A spokesman confirmed the council had received around 600 complaints from members of the public over the decision.

The complaints come as ­Glasgow Tory councillor David Meikle faces fresh calls to quit after he flew the Israeli flag from the City Chambers on the same day.

More than 2,000 people have signed a petition urging him to resign over what they called a shameful stunt.

Mr Meikle, who represents Pollokshields and is Glasgow's only Tory councillor, accused council leaders of failing to condemn the actions of Hamas.

The petition states: "He has shown no regard to the views and feelings of his constituents.

"He is entitled to his beliefs and opinions.

"But because of his unprofessional conduct, the place and the timing of his expression leads us to believe he can no longer represent us and should therefore resign immediately."

Deputy leader Councillor Archie Graham defended the local authority's decision to fly the Palestinian flag.

He said the decision was a "gesture of humanitarian ­solidarity with the innocent civilians".

Mr Graham added: "The life of a Palestinian child is of equal value to the life of an Israeli child.

"The gesture, following ­representation to the Lord Provost from the Mayor of our twin-city of Bethlehem, was certainly not intended as an indication of support for any particular regime or movement.

"The council administration has made it clear that our ­position is that the rocketing of Israel by Gaza-based militants must stop, a ceasefire should be ­universally observed, both sides should engage in meaningful ­negotiations, and the blockade should be lifted as prerequisites for a viable Palestine alongside a secure Israel."

Mr Graham said the council was well aware of the sensitivities and "insecurities" among the local population that had been caused by the conflict.

He added: "We are very s­upportive of community-based efforts to sustain what are strong and respectful relations between Glasgow's Muslim and Jewish populations.

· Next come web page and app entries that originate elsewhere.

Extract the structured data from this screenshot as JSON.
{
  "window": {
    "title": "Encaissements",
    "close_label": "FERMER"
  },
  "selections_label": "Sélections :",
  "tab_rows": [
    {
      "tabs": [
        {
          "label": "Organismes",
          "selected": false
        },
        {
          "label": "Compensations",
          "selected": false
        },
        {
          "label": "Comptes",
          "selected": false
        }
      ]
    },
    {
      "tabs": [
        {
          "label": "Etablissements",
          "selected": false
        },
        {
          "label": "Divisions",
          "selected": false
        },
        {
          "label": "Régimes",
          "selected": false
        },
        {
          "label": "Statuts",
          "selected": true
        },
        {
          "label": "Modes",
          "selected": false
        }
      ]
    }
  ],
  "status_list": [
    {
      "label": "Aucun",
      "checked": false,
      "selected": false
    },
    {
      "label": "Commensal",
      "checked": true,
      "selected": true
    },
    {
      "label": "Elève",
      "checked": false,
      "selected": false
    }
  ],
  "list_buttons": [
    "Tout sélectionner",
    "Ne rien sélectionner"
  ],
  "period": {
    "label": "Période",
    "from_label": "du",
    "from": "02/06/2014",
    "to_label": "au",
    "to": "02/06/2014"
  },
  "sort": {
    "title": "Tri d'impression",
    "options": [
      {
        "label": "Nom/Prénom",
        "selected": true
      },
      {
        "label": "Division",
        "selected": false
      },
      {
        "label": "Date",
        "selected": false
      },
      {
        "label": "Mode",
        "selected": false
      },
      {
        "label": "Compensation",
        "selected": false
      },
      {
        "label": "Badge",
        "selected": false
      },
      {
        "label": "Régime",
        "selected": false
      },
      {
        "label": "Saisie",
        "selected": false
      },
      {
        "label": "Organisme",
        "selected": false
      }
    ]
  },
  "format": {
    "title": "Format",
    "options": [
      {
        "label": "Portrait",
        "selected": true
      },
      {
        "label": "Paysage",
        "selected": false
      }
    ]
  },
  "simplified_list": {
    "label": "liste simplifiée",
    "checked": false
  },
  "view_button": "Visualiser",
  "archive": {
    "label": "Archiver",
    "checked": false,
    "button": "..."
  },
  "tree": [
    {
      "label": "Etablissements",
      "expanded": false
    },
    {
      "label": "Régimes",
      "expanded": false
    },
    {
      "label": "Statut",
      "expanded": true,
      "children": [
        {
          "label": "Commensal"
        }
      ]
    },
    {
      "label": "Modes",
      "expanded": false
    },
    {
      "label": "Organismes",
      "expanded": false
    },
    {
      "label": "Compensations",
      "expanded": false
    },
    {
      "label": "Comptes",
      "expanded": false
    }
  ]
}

"Glasgow utterly abhors and rejects any forms of discrimination, including anti-Semitism and Islamophobia."